Now, to the examples. Calculation of triangle's area via vector product of its sides is a really common way to avoid floating-point errors introduced by Heron's formula. For example, in FindTriangle after parsing the input one had simply to iterate over all triples of points, check whether they all are either of the same color or of different colors and choose the maximum area of properly colored triangles. The only thing to note is that this problem uses 3D geometry instead of 2D discussed in this recipe, but the cross-product-based formula for triangle area still holds, even though in 3D it looks a bit different. Java solution follows:

class Vector3D {
    public long x,y,z;
    Vector3D(long x1, long y1, long z1)
    {   x=x1;
    public Vector3D subtract(Vector3D other)
    {   return new Vector3D(x-other.x, y-other.y, z-other.z);   }
    public long length2()
    {   return x*x+y*y+z*z; }
    public Vector3D cross(Vector3D other)
    {   return new Vector3D(y*other.z - z*other.y, 
                            z*other.x - x*other.z, 
                            x*other.y - y*other.x);   }
public class FindTriangle {
    public double largestArea(String[] points)
    {   int i,j,k,n=points.length;
        long maxarea=0;
        String[] col = new String[n],t;
        Vector3D[] p = new Vector3D[n];
        Vector3D v1,v2;
        for (i=0; i<n; i++)
        {   t = points[i].split(" ");
            col[i] = t[0];
            p[i] = new Vector3D(Integer.parseInt(t[1]), 
        for (i=0; i<n; i++)
        for (j=i+1; j<n; j++)
        for (k=j+1; k<n; k++)
            if (col[i].equals(col[j]) && col[j].equals(col[k]) || 
                !col[i].equals(col[j]) && !col[j].equals(col[k]) && !col[k].equals(col[i]))
            {   v1 = p[i].subtract(p[j]);
                v2 = p[i].subtract(p[k]);
                maxarea = Math.max(maxarea, (v1.cross(v2)).length2());
        return Math.sqrt(maxarea)*0.5;

The same trick allows to check whether three points with integer coordinates belong to the same line, as required in DreamingAboutCarrots. Points A, B and C belong to the same line if vectors AB and AC are collinear, i.e., their cross product is 0. C++ solution follows:

#include <algorithm>
class DreamingAboutCarrots {
    int carrotsBetweenCarrots(int x1, int y1, int x2, int y2)
    {   int x,y,n=0;
        if (x1>x2) std::swap(x1,x2);
        if (y1>y2) std::swap(y1,y2);
        for (x=x1; x<=x2; x++)
        for (y=y1; y<=y2; y++)
            if ((x!=x1 || y!=y1) && (x!=x2 || y!=y2) && (x-x1)*(y-y2)-(x-x2)*(y-y1)==0)
        return n;
Re: 2.2. Using Vectors in Geometry Problems (response to post by Nickolas) | Reply
typedef complex<double> vect;
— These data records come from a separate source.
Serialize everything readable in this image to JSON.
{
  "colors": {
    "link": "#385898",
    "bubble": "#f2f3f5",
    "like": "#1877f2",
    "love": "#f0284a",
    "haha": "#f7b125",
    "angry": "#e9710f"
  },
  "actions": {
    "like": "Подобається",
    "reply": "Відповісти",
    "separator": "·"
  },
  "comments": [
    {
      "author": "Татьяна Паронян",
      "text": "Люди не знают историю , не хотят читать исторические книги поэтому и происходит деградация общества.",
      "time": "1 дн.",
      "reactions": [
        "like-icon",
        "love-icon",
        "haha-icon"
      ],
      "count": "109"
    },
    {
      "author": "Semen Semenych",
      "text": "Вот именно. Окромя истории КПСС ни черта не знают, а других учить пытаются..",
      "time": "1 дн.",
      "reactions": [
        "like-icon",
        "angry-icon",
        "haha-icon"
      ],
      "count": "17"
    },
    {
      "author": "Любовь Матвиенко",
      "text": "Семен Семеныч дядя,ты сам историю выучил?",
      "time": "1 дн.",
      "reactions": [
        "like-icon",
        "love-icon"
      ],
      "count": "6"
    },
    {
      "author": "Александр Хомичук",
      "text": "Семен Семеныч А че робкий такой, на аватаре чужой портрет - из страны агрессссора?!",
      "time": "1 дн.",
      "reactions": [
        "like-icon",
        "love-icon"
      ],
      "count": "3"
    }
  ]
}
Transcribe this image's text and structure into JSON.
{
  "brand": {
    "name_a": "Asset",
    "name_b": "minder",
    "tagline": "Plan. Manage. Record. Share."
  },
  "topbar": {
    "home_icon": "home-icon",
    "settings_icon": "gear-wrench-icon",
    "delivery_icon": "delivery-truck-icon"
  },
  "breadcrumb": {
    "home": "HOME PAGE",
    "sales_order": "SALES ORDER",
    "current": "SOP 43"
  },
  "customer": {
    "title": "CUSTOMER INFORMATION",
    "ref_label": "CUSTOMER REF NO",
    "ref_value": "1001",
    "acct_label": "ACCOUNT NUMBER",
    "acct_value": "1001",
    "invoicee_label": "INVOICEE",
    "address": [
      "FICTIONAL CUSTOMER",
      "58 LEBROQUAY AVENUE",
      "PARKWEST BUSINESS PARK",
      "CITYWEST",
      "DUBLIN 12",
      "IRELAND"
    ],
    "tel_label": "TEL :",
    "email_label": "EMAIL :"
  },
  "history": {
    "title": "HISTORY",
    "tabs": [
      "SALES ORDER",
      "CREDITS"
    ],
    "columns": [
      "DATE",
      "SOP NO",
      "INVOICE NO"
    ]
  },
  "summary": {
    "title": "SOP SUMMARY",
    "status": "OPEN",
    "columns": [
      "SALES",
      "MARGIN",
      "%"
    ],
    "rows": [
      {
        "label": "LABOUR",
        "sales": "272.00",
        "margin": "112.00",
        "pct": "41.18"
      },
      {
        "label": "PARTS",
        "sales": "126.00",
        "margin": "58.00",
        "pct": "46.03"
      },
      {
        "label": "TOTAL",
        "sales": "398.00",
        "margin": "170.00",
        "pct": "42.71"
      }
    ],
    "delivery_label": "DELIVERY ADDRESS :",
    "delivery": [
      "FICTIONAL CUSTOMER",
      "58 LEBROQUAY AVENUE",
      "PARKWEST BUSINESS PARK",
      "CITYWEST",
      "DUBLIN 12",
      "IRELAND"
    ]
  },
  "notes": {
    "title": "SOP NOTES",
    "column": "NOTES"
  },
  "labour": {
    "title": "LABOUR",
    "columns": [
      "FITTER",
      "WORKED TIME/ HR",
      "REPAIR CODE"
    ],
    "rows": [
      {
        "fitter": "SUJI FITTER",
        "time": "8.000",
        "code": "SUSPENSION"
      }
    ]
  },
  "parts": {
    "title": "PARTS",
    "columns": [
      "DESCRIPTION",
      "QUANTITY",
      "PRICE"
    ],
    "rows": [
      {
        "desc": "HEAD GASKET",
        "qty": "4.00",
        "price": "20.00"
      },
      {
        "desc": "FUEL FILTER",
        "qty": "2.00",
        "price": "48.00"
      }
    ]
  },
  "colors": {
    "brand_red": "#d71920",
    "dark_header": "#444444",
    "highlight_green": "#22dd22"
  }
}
This is a typo. Or maybe it will be more appropriate to use vect everywhere in this recipe.
Re: 2.2. Using Vectors in Geometry Problems (response to post by wasi.ahmed) | Reply
Right - meant to change it to vect everywhere but got distracted mid-change.